▸ **DATA LISTING**
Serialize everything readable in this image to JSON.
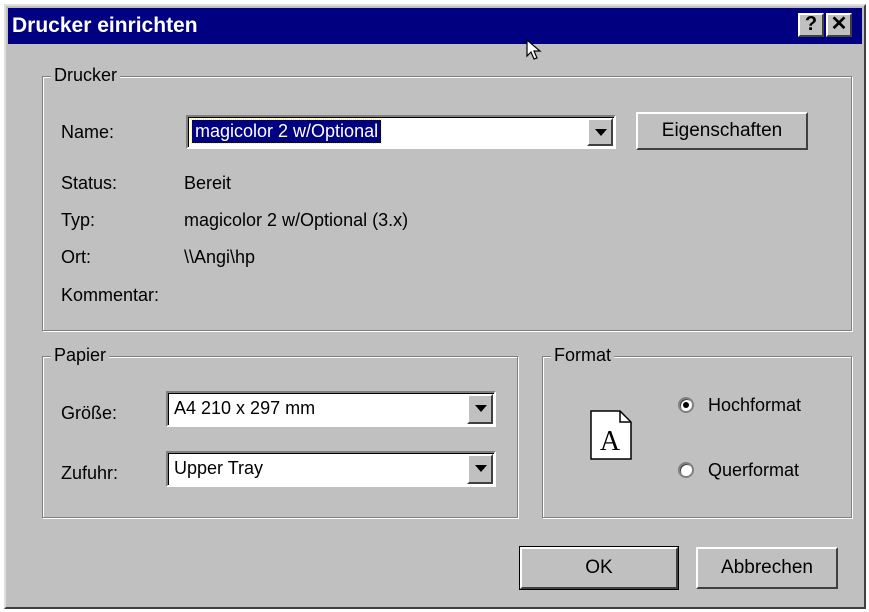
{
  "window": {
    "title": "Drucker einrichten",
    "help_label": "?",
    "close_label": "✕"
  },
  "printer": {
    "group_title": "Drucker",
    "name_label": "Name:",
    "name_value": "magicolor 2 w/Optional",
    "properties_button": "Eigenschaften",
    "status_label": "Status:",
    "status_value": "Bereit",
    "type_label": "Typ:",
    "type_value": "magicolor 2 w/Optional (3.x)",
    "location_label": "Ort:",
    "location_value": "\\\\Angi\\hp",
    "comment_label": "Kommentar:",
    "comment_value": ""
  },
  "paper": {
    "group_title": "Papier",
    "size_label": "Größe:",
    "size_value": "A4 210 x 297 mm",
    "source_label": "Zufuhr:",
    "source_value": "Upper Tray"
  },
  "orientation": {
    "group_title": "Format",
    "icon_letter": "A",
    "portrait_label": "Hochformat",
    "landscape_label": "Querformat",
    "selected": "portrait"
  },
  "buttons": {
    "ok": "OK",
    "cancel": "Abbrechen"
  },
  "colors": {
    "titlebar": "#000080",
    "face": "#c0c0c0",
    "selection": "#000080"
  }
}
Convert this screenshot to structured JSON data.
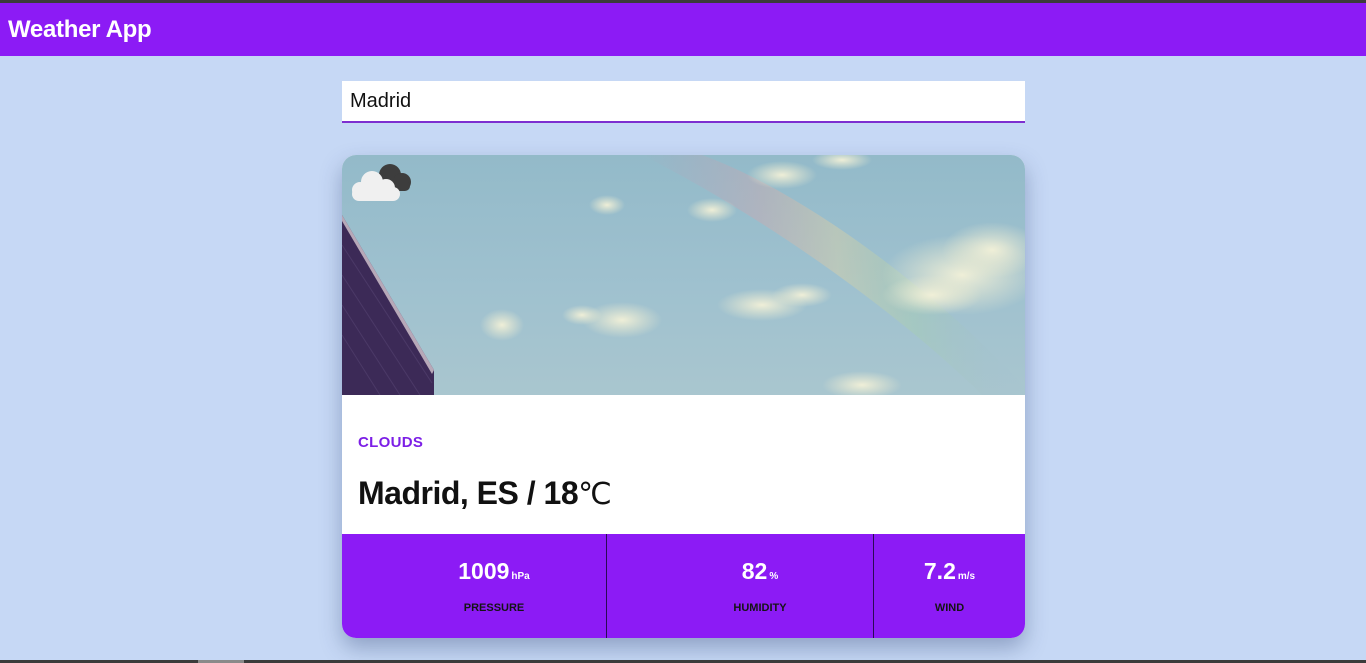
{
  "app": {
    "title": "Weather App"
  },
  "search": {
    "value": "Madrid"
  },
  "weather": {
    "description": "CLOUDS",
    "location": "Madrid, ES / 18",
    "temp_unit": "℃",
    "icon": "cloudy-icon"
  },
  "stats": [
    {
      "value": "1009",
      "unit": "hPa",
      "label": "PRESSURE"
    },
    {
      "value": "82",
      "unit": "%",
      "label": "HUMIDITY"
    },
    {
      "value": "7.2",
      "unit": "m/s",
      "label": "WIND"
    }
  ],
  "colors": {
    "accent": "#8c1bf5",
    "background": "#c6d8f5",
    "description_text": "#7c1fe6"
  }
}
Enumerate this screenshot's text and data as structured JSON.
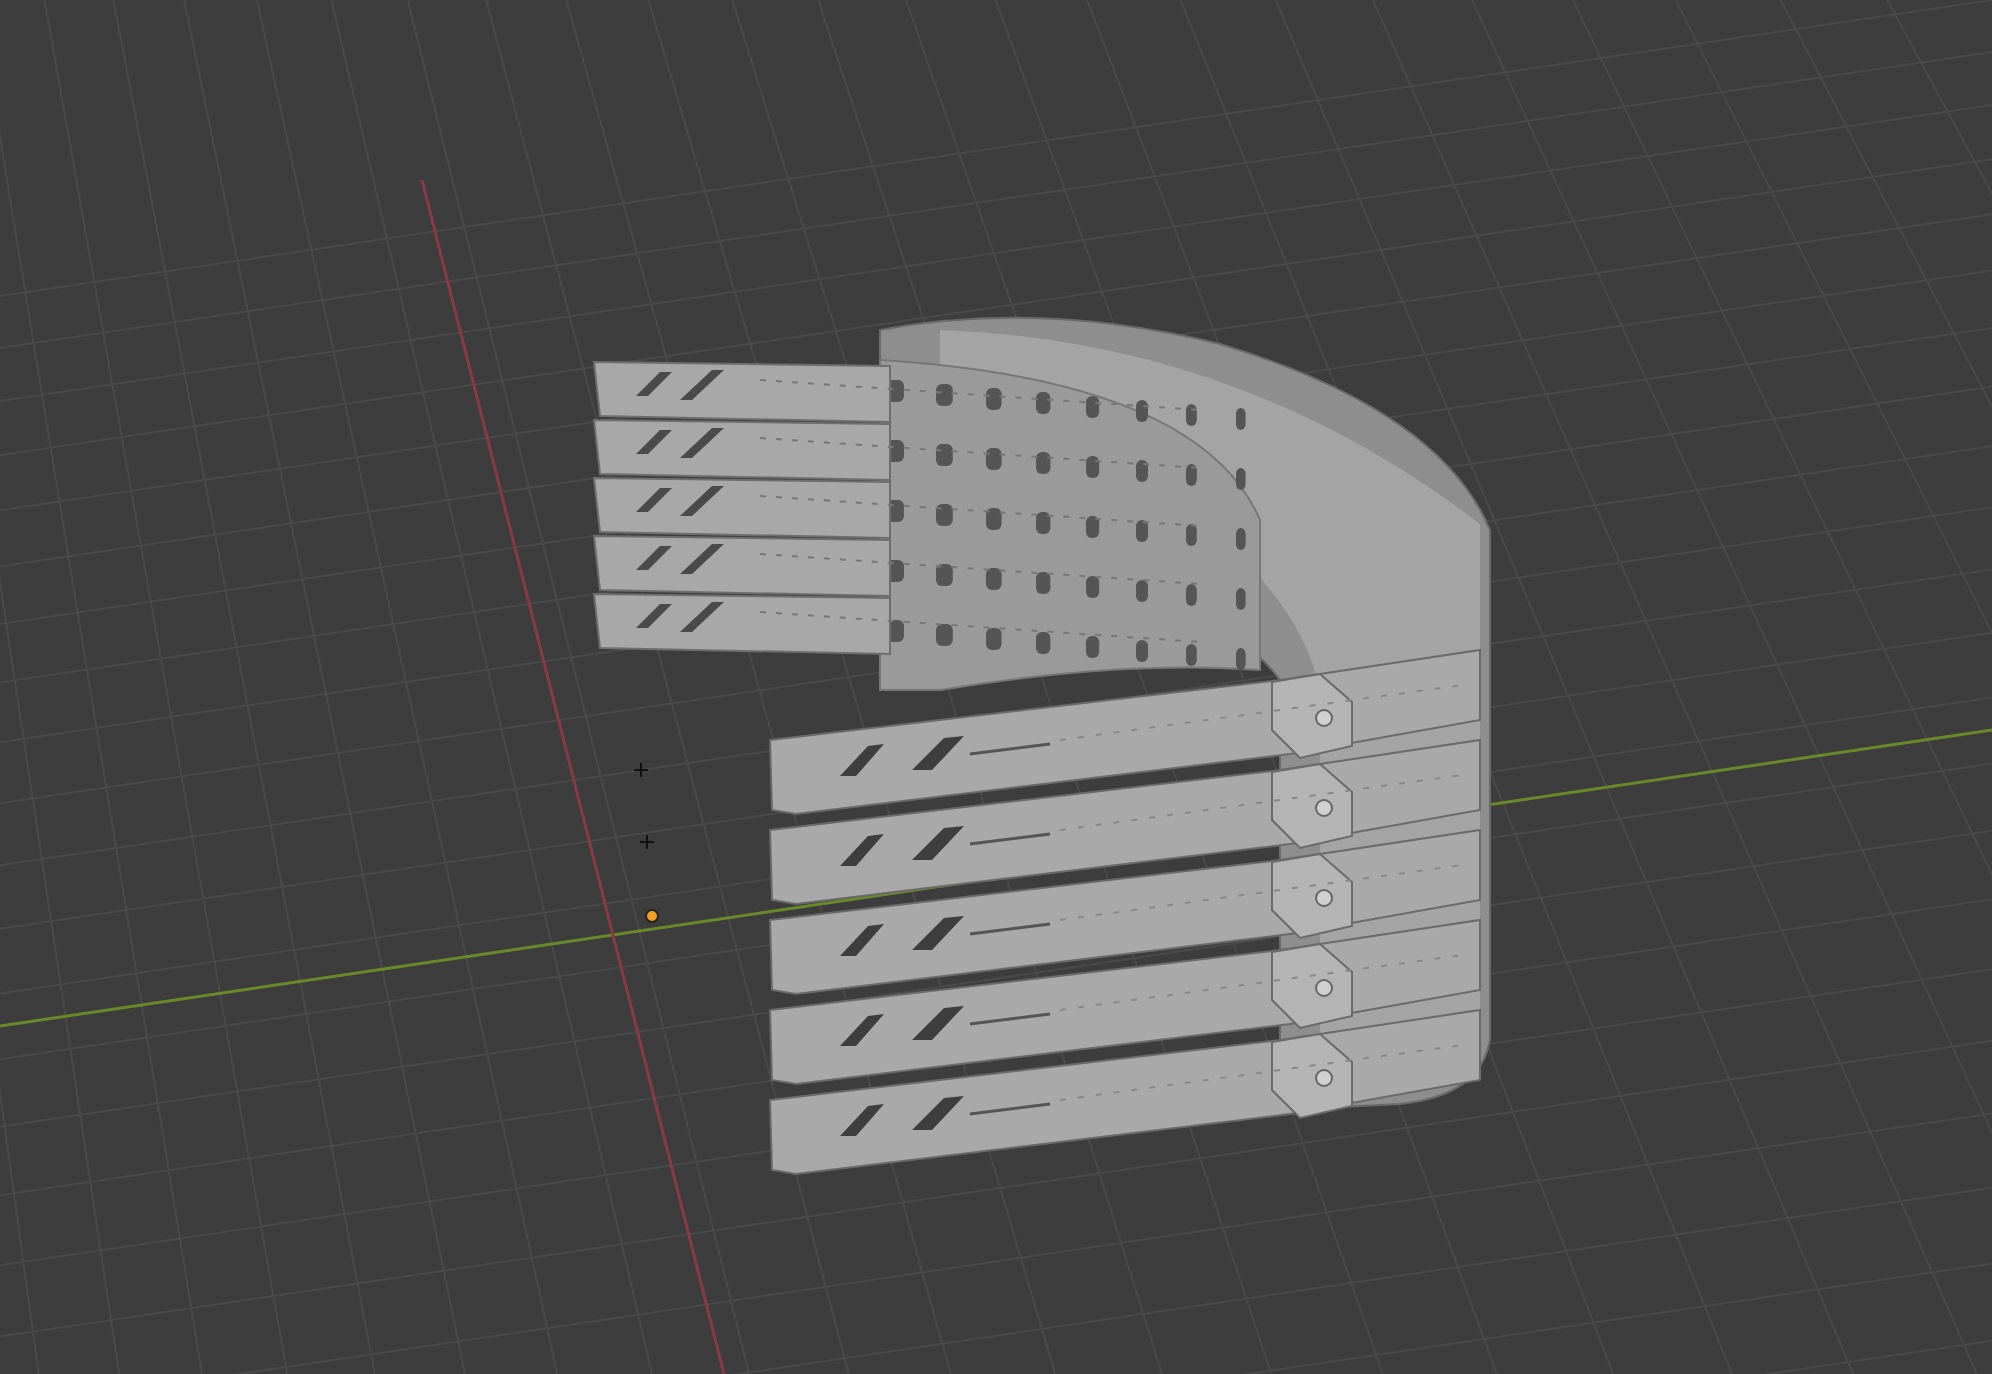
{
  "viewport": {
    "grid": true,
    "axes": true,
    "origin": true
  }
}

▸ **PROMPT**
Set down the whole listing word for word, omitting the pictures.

▸ **EXERCISE ANSWER**
Serialize everything readable in this image to JSON.
{
  "window": {
    "title": "Drucker einrichten",
    "help_label": "?",
    "close_label": "✕"
  },
  "printer": {
    "group_title": "Drucker",
    "name_label": "Name:",
    "name_value": "magicolor 2 w/Optional",
    "properties_button": "Eigenschaften",
    "status_label": "Status:",
    "status_value": "Bereit",
    "type_label": "Typ:",
    "type_value": "magicolor 2 w/Optional (3.x)",
    "location_label": "Ort:",
    "location_value": "\\\\Angi\\hp",
    "comment_label": "Kommentar:",
    "comment_value": ""
  },
  "paper": {
    "group_title": "Papier",
    "size_label": "Größe:",
    "size_value": "A4 210 x 297 mm",
    "source_label": "Zufuhr:",
    "source_value": "Upper Tray"
  },
  "orientation": {
    "group_title": "Format",
    "icon_letter": "A",
    "portrait_label": "Hochformat",
    "landscape_label": "Querformat",
    "selected": "portrait"
  },
  "buttons": {
    "ok": "OK",
    "cancel": "Abbrechen"
  },
  "colors": {
    "titlebar": "#000080",
    "face": "#c0c0c0",
    "selection": "#000080"
  }
}
Convert this screenshot to structured JSON data.
{
  "app": {
    "title": "Weather App"
  },
  "search": {
    "value": "Madrid"
  },
  "weather": {
    "description": "CLOUDS",
    "location": "Madrid, ES / 18",
    "temp_unit": "℃",
    "icon": "cloudy-icon"
  },
  "stats": [
    {
      "value": "1009",
      "unit": "hPa",
      "label": "PRESSURE"
    },
    {
      "value": "82",
      "unit": "%",
      "label": "HUMIDITY"
    },
    {
      "value": "7.2",
      "unit": "m/s",
      "label": "WIND"
    }
  ],
  "colors": {
    "accent": "#8c1bf5",
    "background": "#c6d8f5",
    "description_text": "#7c1fe6"
  }
}
Enumerate this screenshot's text and data as structured JSON.
{
  "viewport": {
    "grid": true,
    "axes": true,
    "origin": true
  }
}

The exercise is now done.